Acid survivor Nahar: Empowerment will ultimately end violence against women

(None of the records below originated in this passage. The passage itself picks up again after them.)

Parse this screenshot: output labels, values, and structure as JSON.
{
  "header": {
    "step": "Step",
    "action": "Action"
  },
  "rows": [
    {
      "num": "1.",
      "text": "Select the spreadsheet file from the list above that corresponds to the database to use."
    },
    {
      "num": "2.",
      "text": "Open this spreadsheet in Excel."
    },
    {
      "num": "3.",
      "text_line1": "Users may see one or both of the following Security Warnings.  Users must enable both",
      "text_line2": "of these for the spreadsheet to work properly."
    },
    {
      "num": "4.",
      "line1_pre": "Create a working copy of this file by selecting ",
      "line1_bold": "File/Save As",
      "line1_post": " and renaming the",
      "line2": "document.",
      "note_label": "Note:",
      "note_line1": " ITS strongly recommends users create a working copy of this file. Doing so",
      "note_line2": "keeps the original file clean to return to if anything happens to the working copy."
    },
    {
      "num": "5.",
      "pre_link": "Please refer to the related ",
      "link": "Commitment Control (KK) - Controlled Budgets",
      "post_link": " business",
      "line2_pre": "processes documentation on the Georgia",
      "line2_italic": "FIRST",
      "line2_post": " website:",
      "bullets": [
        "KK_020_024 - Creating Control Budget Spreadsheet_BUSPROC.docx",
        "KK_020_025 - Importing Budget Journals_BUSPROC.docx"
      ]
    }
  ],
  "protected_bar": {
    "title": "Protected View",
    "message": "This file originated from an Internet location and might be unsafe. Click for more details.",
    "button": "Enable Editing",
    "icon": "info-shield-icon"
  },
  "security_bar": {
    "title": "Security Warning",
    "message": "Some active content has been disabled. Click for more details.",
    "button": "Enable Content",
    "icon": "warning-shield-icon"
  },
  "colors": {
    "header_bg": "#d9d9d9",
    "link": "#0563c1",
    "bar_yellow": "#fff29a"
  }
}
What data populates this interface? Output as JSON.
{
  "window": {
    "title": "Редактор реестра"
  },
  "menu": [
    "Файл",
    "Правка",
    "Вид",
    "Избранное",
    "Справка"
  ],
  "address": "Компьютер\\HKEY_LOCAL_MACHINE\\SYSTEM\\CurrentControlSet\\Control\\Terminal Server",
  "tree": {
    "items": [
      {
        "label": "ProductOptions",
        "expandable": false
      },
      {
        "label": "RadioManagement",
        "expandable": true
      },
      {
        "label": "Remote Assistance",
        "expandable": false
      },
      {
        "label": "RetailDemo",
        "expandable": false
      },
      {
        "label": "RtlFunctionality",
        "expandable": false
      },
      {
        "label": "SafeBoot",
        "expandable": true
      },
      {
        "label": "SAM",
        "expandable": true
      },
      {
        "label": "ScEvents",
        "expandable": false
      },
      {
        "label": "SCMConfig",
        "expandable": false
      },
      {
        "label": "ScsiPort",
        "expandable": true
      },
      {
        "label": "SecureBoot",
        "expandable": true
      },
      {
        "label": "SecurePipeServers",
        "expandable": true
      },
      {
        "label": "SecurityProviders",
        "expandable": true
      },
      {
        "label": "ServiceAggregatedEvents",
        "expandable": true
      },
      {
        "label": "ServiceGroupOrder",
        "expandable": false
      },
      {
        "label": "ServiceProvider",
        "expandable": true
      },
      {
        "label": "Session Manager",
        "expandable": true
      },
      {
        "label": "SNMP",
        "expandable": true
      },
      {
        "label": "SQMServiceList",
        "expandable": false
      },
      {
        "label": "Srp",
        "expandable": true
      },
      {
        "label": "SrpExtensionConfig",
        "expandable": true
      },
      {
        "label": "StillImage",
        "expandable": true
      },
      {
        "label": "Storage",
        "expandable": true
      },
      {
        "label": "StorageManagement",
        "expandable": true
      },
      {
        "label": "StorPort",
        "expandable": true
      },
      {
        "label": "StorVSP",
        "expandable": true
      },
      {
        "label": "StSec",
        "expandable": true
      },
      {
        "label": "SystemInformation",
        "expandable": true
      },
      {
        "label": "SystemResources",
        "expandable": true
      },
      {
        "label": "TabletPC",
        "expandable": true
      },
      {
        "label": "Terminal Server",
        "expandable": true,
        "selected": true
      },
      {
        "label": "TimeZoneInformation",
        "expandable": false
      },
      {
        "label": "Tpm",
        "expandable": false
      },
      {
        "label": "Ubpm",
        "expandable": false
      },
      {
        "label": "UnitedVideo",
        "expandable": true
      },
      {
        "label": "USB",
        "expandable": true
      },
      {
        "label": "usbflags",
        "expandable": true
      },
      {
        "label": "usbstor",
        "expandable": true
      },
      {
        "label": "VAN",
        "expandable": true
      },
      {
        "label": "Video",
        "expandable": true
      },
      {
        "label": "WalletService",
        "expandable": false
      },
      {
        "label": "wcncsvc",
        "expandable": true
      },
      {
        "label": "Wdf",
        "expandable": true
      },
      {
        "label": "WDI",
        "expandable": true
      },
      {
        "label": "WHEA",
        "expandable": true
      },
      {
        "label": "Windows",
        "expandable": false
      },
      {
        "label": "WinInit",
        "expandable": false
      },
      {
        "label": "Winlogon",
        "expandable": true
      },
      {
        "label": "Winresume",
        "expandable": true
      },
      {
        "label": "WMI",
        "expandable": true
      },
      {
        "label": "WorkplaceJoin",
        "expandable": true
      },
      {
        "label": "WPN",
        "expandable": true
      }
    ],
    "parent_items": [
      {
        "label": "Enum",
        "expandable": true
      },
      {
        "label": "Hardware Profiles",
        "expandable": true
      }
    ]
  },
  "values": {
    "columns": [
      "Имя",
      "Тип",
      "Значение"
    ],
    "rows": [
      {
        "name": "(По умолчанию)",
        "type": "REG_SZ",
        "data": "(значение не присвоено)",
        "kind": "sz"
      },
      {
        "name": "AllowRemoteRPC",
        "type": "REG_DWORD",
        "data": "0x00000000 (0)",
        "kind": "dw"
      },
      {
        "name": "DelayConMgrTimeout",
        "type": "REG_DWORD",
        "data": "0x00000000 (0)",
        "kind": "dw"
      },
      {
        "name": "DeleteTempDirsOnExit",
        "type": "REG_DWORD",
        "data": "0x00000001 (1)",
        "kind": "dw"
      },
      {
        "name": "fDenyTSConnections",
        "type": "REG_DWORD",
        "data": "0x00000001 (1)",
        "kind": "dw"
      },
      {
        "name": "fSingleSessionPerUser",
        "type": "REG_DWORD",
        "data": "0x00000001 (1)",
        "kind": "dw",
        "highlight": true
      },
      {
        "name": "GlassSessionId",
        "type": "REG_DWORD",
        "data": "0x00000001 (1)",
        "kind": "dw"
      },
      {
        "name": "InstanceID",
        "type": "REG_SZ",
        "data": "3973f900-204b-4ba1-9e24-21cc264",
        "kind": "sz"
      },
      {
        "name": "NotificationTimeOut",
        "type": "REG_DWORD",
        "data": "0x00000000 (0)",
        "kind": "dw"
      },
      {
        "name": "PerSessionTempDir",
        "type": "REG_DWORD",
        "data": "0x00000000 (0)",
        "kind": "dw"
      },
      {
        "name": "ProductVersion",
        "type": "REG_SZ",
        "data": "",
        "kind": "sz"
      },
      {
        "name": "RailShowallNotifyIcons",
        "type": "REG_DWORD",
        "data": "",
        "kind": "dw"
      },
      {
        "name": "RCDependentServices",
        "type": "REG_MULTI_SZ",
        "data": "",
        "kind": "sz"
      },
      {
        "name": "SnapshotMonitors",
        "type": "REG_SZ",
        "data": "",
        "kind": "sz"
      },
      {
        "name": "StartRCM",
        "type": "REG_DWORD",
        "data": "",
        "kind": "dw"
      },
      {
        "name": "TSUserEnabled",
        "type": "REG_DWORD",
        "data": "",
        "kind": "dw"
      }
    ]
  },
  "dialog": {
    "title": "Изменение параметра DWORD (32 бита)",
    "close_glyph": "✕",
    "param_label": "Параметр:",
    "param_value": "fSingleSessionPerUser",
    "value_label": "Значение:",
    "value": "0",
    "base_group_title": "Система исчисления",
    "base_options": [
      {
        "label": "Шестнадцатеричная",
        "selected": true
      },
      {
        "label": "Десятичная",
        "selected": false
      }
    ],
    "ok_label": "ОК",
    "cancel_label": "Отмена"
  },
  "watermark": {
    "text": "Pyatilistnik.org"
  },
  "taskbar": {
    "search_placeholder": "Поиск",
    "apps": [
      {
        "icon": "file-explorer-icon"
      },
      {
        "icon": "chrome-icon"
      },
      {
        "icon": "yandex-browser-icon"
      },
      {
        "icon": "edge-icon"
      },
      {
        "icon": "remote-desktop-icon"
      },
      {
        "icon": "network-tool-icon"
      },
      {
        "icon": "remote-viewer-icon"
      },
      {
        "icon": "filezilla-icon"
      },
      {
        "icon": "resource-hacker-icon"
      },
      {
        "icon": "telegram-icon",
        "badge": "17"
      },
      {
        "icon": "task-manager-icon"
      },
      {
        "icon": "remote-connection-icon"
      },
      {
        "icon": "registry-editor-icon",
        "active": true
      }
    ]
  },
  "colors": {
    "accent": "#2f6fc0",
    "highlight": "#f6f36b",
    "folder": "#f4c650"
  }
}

It is the women who have to come forward themselves and raise voice in order to put an end to violence against women in society, says Nurun Nahar Begum. “I am an acid survivor. At present, I have a strong will power, hard-working capability and the patience to overcome all the barriers that come my way to become a successful person,” says Nahar, an activist of the women’s rights team of ActionAid Bangladesh from 2004. Nahar shares her tale of sufferings and how she overcame it. “The incident took place back in 1995 when I was only 15 years old living in Patuakhali. From my friends, I came to know that a boy named Jasim liked me. But talking to a boy, let alone entering into a relationship, was almost unimaginable in my family,” she tells the Dhaka Tribune. “So, considering my family background, I could not accept his proposal and expressed my unwillingness through my friends. “My rejection affected him gravely. He was only 17, and felt embarrassed in front of his friends. At present, I understand that my rejection dealt a severe blow at his self-esteem. “One night he came with five to six boys to my house. At first my family members thought they were robbers. Entering my house, he threw acid on my body and left without taking anything,” Nahar says. The 36-year-old acid survivor says she now regrets having not talked to the boy directly explaining her situation. “I could have told him why it would not be possible for me to enter into a relationship with him. I think if I had told him myself about my situation, things would have turned differently.” In reply to a query, she says: “After the incident, I was isolated from society. Mostly I stayed inside home; I used to cover my face always when I went out. But at one time, I was introduced to prominent women’s rights activist Nasreen Pervin Huq as my counsellor. She taught me that there are many scars in human life; some are visible and some are not. My scar in no way is my stigma. “She gave me the courage and confidence I lacked. She took me outside the door and gave me the strength to face the world. Since then, I have been working with acid survivors. I also tell all survivors to come forward and raise their voice against violence against women.” Nahar who is currently pursuing her Master’s degree, expresses her self-confidence: “Today I earn my family’s expenditures. I feel proud to be called the head of the family. At present, if anyone passes any offensive comment on the street, I protest instantly. I even have been told that I had experienced the terrible incident of acid violence because of my aggressive personality. But that could not stop me from protesting stalking. “I encourage all girls to protect themselves and raise their voices against any kind of injustice and violence against women. “I see in news that acid throwing incidents have increased over the time. Although there are two laws to contain the brutal practice – Acid Control Act 2002 and Acid Crime Prevention Act 2002 – still I do not see any end to this.” According to Acid Survivors Foundation (ASF), a significant portion of attacks occur when a woman exercises her decision-making authority by rejecting a marriage or love proposal. Most acid attacks are perpetrated by the people known to the victims and the attacks are often triggered by refusal to sexual advances or marriage proposals or failure to pay dowry or by land disputes. In 2015, there were 59 incidents of acid attacks with a number of 74 survivors.